Race discrimination infects America’s capital punishment system. According to a landmark study regarding race and the death penalty, a black defendant who kills a white victim is up to 30 times more likely to be sentenced to death than a white defendant who kills a black victim. Race to Execution traces the fates of two death row inmates, Robert Tarver in Russell County, Alabama and Madison Hobley in Chicago, Illinois. Their compelling personal stories are enlarged and enriched by attorneys who fought for these men’s lives, and by prosecutors, criminal justice scholars, and experts in the fields of law and the media.
Race to Execution reveals how, beyond DNA and the issue of innocence, the shameful open secret of America’s capital punishment system is a matter of race. Once a victim’s body is discovered, his or her race — and the race of the accused — deeply influence the legal process: how a crime scene is investigated and the deployment of police resources, the interrogation and arrest of major suspects, how the media portrays the crime, and ultimately, the jury selection and sentencing.

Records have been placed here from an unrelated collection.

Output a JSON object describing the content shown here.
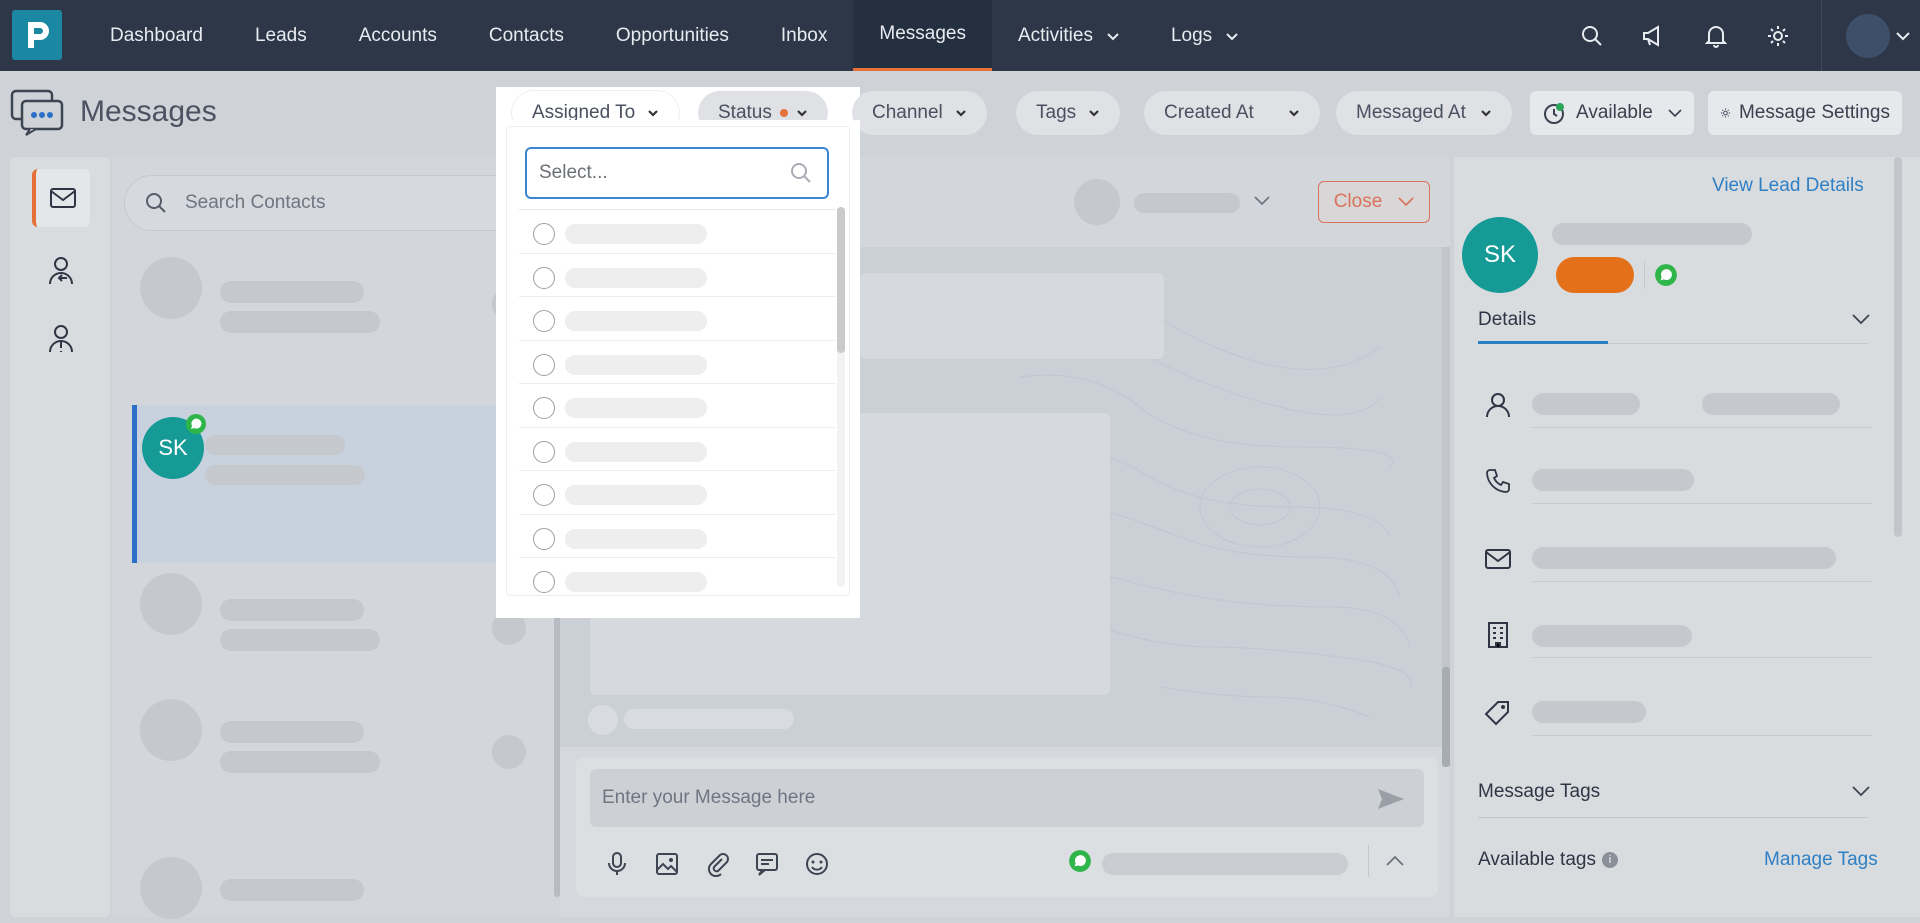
{
  "nav": {
    "items": [
      {
        "label": "Dashboard"
      },
      {
        "label": "Leads"
      },
      {
        "label": "Accounts"
      },
      {
        "label": "Contacts"
      },
      {
        "label": "Opportunities"
      },
      {
        "label": "Inbox"
      },
      {
        "label": "Messages"
      },
      {
        "label": "Activities"
      },
      {
        "label": "Logs"
      }
    ],
    "active": "Messages"
  },
  "page": {
    "title": "Messages"
  },
  "filters": {
    "assigned_to": "Assigned To",
    "status": "Status",
    "channel": "Channel",
    "tags": "Tags",
    "created_at": "Created At",
    "messaged_at": "Messaged At"
  },
  "availability": {
    "label": "Available"
  },
  "message_settings": {
    "label": "Message Settings"
  },
  "contacts": {
    "search_placeholder": "Search Contacts",
    "active_initials": "SK"
  },
  "chat": {
    "close_label": "Close",
    "composer_placeholder": "Enter your Message here"
  },
  "right_panel": {
    "view_lead_details": "View Lead Details",
    "initials": "SK",
    "details_tab": "Details",
    "message_tags": "Message Tags",
    "available_tags": "Available tags",
    "manage_tags": "Manage Tags"
  },
  "dropdown": {
    "search_placeholder": "Select..."
  },
  "colors": {
    "accent_orange": "#e5703a",
    "nav_bg": "#2d3748",
    "link_blue": "#2f7fc4",
    "avatar_teal": "#169a96"
  }
}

With key 2005 Supreme Court decisions overturning death sentences in Texas and California due to racial discrimination in jury selection, Race to Execution offers a timely analysis. Neither advocating nor repudiating capital punishment, the film explores the inherent imbalances that lead to inaccuracy and unfairness in the application of the ultimate sentence.